___ Data provided ___

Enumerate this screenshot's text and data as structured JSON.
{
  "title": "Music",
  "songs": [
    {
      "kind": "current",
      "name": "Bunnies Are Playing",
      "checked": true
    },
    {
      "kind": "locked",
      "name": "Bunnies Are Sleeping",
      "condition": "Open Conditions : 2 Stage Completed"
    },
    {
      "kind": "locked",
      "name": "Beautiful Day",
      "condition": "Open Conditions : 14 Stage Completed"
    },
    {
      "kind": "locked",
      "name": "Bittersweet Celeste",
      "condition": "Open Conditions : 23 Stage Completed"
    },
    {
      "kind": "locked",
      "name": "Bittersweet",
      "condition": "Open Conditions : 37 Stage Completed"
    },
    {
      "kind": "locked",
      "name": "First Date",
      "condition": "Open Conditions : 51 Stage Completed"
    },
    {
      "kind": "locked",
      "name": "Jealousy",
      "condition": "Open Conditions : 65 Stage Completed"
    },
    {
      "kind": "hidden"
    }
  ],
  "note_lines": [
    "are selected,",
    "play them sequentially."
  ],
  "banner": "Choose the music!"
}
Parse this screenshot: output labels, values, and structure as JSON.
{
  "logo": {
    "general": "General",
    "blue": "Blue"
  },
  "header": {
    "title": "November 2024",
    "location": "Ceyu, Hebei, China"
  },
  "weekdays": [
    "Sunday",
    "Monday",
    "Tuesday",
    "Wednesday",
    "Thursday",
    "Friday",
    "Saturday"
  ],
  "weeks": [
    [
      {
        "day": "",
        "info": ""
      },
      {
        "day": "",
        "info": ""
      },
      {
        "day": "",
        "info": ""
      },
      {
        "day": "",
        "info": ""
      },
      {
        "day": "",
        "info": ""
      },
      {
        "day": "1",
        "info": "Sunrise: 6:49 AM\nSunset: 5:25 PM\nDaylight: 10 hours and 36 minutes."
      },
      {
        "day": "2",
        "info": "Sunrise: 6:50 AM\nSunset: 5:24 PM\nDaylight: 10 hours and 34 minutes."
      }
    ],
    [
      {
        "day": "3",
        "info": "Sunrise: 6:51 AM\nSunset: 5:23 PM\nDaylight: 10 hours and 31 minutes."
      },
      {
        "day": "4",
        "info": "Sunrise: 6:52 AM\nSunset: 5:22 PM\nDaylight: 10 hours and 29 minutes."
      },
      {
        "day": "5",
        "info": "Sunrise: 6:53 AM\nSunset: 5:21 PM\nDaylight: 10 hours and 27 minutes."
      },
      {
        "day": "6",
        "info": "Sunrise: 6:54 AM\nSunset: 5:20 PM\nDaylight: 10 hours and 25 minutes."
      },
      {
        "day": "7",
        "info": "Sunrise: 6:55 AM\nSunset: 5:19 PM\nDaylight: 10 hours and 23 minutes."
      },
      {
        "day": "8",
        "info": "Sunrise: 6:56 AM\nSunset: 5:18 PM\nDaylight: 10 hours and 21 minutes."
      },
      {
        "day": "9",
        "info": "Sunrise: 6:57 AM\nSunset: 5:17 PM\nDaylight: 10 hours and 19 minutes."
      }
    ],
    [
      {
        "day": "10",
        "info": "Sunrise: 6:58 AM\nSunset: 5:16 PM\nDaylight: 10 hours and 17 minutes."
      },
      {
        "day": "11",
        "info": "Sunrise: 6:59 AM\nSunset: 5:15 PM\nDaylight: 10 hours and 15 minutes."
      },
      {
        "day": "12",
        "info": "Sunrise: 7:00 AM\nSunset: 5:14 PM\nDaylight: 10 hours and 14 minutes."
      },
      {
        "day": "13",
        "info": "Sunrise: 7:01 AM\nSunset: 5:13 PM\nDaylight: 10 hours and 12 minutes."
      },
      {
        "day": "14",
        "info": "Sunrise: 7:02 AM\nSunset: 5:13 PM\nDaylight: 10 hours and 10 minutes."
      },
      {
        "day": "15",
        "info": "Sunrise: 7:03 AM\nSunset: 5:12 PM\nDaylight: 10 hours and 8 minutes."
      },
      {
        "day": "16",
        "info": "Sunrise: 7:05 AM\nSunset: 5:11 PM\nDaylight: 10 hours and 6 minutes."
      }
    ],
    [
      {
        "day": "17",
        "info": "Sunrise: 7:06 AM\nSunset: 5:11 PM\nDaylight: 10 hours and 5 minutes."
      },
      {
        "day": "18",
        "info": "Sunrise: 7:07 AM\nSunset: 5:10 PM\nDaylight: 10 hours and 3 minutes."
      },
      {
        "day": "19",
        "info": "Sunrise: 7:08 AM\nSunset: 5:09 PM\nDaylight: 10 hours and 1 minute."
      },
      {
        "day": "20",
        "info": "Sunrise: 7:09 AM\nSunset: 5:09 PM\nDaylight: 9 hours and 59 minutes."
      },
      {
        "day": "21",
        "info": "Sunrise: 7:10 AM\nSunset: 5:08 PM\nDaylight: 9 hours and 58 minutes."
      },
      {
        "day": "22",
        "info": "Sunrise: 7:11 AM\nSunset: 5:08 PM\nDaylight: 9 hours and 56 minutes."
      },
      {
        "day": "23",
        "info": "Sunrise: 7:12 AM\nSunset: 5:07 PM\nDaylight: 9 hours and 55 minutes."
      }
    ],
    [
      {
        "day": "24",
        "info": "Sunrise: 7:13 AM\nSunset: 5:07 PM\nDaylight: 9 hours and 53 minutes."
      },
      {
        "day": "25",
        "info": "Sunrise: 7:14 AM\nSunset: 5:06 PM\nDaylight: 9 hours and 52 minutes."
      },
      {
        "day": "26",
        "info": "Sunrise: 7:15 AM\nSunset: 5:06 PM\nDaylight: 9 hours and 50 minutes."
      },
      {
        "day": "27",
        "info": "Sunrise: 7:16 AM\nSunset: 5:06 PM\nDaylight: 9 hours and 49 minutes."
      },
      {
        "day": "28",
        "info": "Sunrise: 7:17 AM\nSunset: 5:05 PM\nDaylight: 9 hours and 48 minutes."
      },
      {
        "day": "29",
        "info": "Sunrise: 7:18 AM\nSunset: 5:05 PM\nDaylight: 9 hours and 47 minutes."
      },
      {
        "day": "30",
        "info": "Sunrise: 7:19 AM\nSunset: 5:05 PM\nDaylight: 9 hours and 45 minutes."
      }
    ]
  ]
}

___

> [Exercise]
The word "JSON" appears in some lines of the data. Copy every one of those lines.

> [Output for this task]
Enumerate this screenshot's text and data as structured JSON.
Parse this screenshot: output labels, values, and structure as JSON.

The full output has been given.